Events thrown into chaos, conflict sprouting from everyday conversations, and Massachusetts children being used as messengers - these are all symptoms of when parents lose sight of the true purpose of co-parenting communication: raising happy children in a healthy environment.
Despite that true purpose, parents will occasionally place conflict before their children's well-being, often unconsciously. Stress, disappointment, and frustration are just a few factors that can lead to these momentary deviations into conflict. To prevent bad habits from becoming the norm, co-parents must learn how to break the cycle of unproductive or hostile communication.
Often, messaging will be the first place to start the process, as it can be one of the deepest sources of communication conflict. Being freeform, it's easy to insert negative emotions into a message. So if you're dreading hitting the reply button to intense messages from your co-parent, consider these three questions you can ask yourself before hitting send.
Is the message civil?
Messaging doesn't have to be warm between co-parents. Being polite is sometimes the best that parents can hope for when communicating with their child's other parent. But even if your messaging could be interpreted as distant, it should still always be respectful. That's for the good of your co-parenting relationship as much as your mental health.
When reading a message from your co-parent during a communication rough patch, assessing a baseline of civility can help when trying to decide how to respond. Messages between co-parents should never contain swearing, nor should co-parents take messaging as an opportunity to sling insults at each other.

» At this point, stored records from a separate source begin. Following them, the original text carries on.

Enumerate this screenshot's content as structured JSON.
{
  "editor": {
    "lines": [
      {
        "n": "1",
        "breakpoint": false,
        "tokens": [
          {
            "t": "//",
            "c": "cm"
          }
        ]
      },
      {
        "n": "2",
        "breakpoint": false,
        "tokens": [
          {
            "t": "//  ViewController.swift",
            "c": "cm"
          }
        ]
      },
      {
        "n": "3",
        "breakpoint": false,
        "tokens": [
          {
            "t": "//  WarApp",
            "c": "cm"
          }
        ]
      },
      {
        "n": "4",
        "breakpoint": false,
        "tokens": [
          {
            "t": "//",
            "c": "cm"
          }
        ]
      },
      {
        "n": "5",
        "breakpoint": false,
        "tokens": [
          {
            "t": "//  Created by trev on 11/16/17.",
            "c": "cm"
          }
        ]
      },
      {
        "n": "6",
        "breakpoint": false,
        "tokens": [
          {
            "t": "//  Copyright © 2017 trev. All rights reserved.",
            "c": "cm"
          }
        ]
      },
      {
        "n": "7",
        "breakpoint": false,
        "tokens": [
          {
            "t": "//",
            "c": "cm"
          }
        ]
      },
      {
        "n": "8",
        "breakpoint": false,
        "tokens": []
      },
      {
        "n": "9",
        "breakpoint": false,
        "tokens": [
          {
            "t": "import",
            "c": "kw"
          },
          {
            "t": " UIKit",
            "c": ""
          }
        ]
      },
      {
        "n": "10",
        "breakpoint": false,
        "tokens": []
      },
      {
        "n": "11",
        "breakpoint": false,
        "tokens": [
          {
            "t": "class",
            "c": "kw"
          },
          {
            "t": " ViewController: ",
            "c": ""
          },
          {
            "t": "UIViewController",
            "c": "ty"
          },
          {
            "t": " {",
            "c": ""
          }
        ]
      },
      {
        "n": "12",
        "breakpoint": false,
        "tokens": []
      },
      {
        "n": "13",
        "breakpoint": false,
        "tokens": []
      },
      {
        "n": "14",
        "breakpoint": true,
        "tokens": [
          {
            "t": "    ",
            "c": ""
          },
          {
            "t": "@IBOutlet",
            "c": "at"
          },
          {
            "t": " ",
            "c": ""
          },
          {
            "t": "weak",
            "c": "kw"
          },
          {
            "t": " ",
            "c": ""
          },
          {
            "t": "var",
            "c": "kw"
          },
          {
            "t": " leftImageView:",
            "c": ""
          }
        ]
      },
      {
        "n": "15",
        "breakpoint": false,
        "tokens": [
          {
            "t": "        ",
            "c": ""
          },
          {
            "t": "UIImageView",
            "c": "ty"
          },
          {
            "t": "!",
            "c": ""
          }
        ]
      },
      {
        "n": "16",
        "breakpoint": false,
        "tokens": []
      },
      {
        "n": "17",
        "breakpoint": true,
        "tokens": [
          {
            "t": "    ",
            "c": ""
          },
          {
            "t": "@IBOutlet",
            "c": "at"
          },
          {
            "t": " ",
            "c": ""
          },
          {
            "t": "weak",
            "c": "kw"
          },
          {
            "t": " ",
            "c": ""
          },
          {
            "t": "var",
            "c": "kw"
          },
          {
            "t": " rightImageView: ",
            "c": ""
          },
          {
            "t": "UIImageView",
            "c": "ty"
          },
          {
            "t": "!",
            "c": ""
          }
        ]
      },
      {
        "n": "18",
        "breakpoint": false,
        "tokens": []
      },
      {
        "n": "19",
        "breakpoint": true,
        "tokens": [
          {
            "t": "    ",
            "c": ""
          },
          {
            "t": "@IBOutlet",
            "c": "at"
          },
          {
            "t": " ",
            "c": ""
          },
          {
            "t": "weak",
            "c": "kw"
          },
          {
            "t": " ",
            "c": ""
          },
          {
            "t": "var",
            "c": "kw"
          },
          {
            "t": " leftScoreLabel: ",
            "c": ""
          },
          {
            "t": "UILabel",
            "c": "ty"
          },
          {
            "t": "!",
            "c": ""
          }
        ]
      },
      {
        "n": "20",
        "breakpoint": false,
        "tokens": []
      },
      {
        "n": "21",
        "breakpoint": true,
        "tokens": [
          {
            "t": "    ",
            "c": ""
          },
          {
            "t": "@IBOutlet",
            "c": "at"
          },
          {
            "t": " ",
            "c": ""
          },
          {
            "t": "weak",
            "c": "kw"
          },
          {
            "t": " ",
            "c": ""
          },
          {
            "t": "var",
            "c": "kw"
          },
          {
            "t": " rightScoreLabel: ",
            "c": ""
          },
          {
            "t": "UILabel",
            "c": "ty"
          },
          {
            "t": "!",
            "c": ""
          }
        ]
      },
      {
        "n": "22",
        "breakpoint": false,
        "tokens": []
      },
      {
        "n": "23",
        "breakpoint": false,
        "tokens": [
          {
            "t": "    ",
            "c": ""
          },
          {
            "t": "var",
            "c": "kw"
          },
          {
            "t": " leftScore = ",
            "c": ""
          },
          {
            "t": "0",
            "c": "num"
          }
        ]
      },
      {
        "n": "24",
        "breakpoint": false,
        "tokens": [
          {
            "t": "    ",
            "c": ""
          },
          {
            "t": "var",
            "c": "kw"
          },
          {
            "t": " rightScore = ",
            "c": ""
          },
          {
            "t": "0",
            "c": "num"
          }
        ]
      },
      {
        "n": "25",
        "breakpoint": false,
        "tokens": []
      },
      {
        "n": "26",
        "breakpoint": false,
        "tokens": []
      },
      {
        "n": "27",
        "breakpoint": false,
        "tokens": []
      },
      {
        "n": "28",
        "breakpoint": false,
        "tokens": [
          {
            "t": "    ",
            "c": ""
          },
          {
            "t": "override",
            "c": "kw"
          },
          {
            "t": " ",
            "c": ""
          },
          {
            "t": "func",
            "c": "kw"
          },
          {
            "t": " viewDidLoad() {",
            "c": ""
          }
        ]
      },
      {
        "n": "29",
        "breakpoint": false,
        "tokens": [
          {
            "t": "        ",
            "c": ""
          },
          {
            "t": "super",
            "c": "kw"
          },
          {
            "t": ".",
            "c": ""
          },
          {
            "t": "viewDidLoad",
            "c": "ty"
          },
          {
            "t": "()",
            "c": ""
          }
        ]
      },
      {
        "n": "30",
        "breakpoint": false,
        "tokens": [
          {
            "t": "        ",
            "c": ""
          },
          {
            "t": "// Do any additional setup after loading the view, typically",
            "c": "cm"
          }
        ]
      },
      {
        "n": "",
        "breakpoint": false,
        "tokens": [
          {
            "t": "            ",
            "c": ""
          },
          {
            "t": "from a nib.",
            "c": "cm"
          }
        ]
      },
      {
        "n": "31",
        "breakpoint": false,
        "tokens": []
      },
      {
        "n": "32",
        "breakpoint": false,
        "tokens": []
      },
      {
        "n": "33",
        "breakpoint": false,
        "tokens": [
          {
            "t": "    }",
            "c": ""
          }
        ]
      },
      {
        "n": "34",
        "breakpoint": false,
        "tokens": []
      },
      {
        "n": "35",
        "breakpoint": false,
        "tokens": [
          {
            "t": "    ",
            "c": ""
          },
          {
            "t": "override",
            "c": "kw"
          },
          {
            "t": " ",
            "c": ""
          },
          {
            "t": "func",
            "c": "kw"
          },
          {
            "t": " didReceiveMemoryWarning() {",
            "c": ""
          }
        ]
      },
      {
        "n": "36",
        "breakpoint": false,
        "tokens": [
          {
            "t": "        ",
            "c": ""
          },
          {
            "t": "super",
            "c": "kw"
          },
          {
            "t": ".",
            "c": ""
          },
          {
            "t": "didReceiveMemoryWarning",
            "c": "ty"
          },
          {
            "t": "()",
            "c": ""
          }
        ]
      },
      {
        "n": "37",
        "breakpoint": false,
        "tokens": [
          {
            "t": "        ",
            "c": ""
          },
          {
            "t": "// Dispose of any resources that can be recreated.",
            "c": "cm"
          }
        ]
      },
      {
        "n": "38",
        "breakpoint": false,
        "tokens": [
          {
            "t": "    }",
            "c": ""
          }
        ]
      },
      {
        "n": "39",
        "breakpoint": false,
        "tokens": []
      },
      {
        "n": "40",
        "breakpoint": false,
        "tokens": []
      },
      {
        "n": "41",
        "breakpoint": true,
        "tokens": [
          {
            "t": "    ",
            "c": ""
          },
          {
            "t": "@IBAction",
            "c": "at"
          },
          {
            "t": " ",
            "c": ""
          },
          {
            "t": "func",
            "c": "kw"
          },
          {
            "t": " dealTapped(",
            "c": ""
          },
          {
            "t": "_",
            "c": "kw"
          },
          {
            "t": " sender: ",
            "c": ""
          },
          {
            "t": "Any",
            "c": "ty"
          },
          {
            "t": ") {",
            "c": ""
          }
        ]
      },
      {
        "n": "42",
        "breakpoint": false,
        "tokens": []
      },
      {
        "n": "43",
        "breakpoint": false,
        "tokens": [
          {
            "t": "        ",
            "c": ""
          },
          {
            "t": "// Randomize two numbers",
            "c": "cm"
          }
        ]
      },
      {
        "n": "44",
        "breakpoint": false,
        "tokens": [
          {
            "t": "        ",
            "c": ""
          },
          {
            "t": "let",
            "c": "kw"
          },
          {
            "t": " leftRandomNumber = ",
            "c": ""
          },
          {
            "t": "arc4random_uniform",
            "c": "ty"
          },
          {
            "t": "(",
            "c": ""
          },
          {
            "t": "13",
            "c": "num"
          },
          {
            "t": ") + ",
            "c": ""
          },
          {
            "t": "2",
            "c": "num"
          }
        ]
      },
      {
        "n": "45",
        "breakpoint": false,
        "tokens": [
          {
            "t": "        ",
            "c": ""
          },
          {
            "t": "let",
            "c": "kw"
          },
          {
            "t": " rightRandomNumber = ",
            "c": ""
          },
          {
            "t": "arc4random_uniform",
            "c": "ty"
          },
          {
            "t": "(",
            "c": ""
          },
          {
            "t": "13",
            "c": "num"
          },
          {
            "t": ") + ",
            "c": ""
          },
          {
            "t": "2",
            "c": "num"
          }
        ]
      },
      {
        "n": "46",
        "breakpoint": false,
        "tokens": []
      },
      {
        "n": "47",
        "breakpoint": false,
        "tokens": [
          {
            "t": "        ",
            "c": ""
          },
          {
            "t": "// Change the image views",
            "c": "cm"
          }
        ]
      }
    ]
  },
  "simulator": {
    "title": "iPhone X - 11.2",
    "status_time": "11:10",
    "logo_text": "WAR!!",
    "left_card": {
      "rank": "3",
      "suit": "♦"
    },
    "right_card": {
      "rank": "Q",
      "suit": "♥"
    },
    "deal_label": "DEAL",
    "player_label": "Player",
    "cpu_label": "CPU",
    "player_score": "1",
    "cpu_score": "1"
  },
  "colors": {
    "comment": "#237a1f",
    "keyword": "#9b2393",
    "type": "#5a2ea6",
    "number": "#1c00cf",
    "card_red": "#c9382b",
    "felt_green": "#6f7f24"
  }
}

The conflict created between two parents in this way will simply serve as a distraction from the needs of their children.
If you receive a message that contains hostile or inflammatory language, it can be wise to pause before responding. You're likely going to have an emotional reaction to such a message, which is understandable. The key is to not simply react to your co-parent but to give yourself the time to calm down so you can respond thoughtfully.
Does the message relate to your children?
To keep co-parenting communication on track, it needs to be laser-focused on the children. Yet some parents still send hostile messages that have little or nothing to do with their children. If your co-parent is dredging up topics from the archives that no longer relate to the issues you face while co-parenting, the best course of action may be to simply disengage.
However, before deciding to disengage, be honest with yourself about the topic being addressed. If a point of contention does pertain to co-parenting, feelings of guilt or regret should not prevent you from hearing your co-parent's concerns. As long as it's productive, a conversation that makes you uncomfortable, possibly because it means addressing behavior that's negatively affecting your co-parenting, should not be avoided.
What's the question?
Determining if a message requires a response is sometimes as simple as determining if it contains a question. Responding to a message that doesn't have a clear request for your input, when it is also laden with harsh language, can end up prolonging animosity.
But sometimes, a message will contain both: a question about the kids and hostile language. Try to overcome the hostile language that surrounds the actual question and focus on providing only the necessary details. This will be difficult, as it requires the recipient of harsh messages to have a higher level of self-control, and may require practice. Don't give up if you don't get it perfect 100% of the time.
Refusing to engage with antagonizing language is a useful skill to hone. By refusing to carry the negativity of your co-parent's message into your own, you're saying "no" to being an active participant in the conflict.
Additional steps you can take
Messaging platforms can be far from ideal for co-parenting relationships that experience any kind of conflict. Relying on messaging alone can often exacerbate communication issues. When encountering messages that do more to antagonize than inspire cooperation, asking yourself the preceding three questions can help you determine if responding to the message is the best course of action.
If messaging your co-parent becomes a serious source of anxiety and strife, do not hesitate to get the support of legal or mental health professionals if you are able. They may be able to provide you with advice for protecting yourself from emotionally abusive or manipulative communication from your co-parent.
Relying on messaging to communicate every detail about your children means that every point of contact has the potential to transform into a long discussion. If you find yourself opening an inbox every morning that's stuffed with hostile messages from your co-parent, consider switching your communication to a platform that offers tools beyond email.
Should you be in the midst of a divorce or paternity case, contact the Law Offices of Renee Lazar at 978-844-4095 to schedule a FREE one hour no obligation consultation.